* [ASSIGNMENT]:
Copy out all the lines of the data that hold the word "federal".

** Opening GIVEN ENTRIES block **

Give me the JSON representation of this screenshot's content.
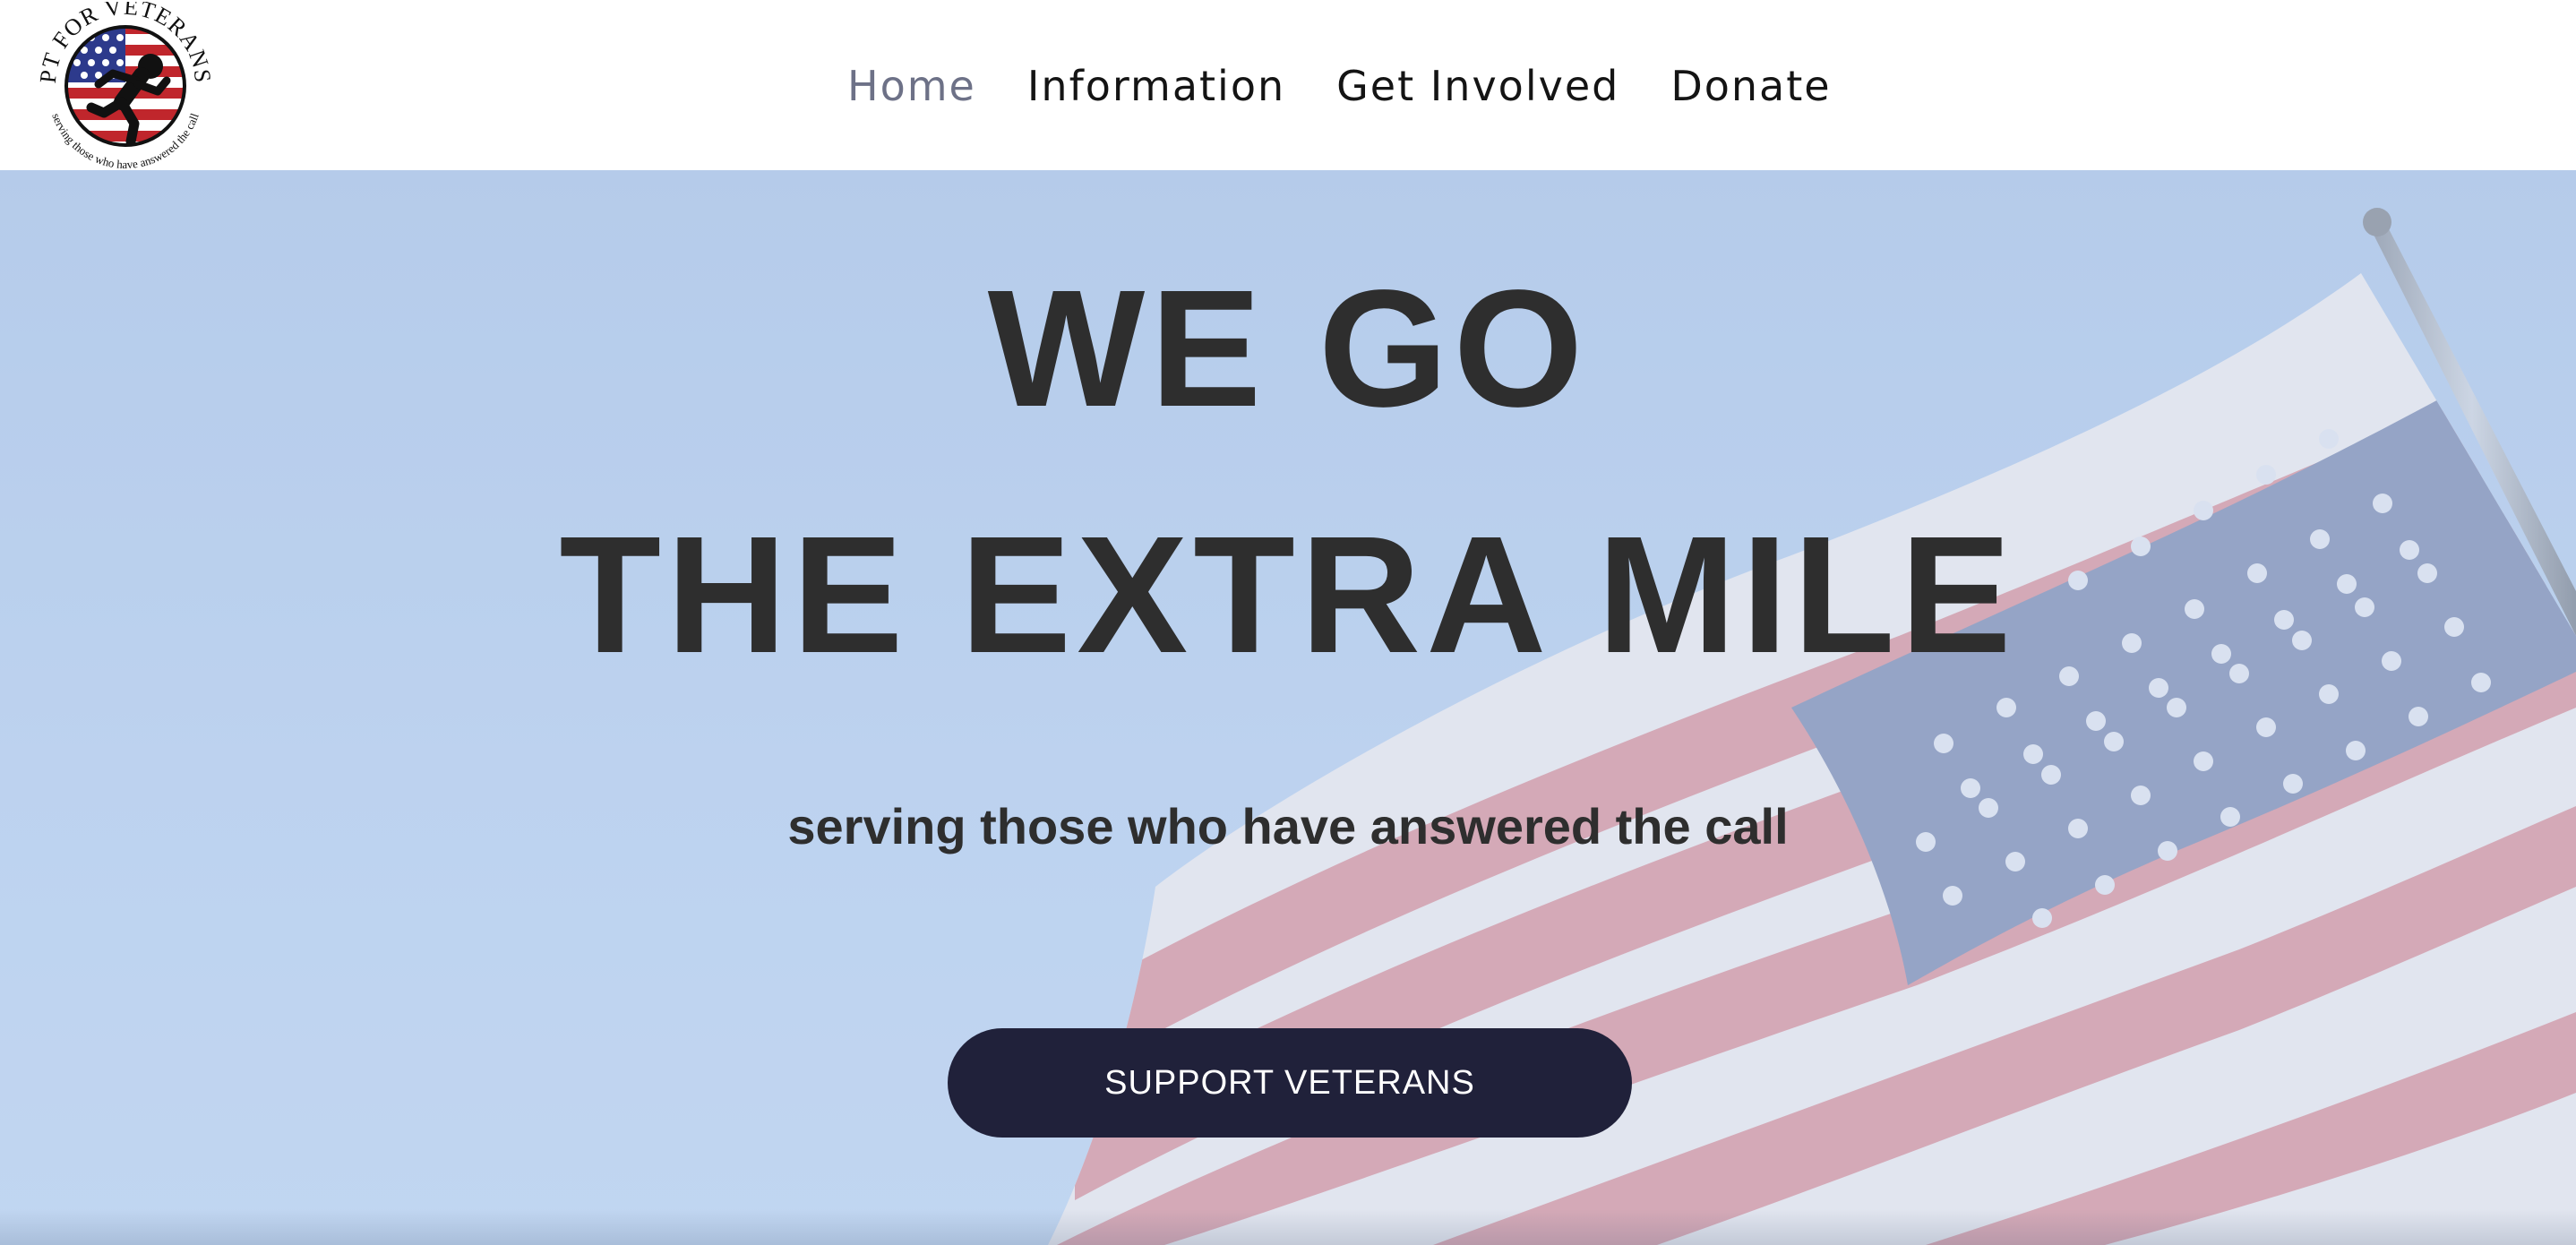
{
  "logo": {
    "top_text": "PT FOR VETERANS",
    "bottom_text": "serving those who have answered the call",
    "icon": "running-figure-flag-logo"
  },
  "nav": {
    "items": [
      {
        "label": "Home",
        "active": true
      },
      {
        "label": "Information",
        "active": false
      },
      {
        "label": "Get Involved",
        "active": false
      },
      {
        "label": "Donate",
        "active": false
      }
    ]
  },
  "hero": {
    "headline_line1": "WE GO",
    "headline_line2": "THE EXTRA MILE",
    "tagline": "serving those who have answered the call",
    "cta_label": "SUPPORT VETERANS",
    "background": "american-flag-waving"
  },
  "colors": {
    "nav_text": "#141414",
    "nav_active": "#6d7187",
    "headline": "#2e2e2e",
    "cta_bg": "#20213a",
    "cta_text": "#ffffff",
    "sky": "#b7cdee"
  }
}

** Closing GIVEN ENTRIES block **
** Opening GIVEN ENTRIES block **

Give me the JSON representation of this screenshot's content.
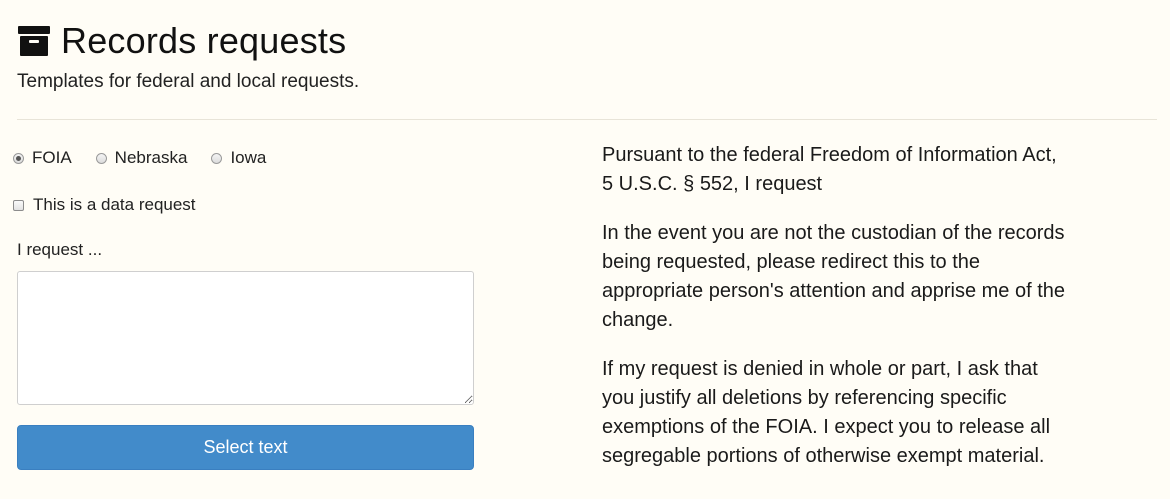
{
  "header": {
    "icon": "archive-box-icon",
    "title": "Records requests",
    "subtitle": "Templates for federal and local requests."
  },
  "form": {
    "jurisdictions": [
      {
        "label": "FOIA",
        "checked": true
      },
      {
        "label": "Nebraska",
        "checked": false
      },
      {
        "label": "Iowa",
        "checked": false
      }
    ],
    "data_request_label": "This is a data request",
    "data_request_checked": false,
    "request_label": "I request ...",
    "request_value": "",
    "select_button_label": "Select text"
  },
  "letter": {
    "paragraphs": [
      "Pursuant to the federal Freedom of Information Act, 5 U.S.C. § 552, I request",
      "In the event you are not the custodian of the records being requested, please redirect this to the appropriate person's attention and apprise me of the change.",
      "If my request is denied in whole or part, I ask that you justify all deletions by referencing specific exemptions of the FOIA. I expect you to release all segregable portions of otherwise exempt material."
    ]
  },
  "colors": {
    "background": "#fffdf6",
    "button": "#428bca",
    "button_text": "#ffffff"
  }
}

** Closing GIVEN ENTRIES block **

* [SOLUTION TO THE PROBLEM]:
    "subtitle": "Templates for federal and local requests."
      "Pursuant to the federal Freedom of Information Act, 5 U.S.C. § 552, I request",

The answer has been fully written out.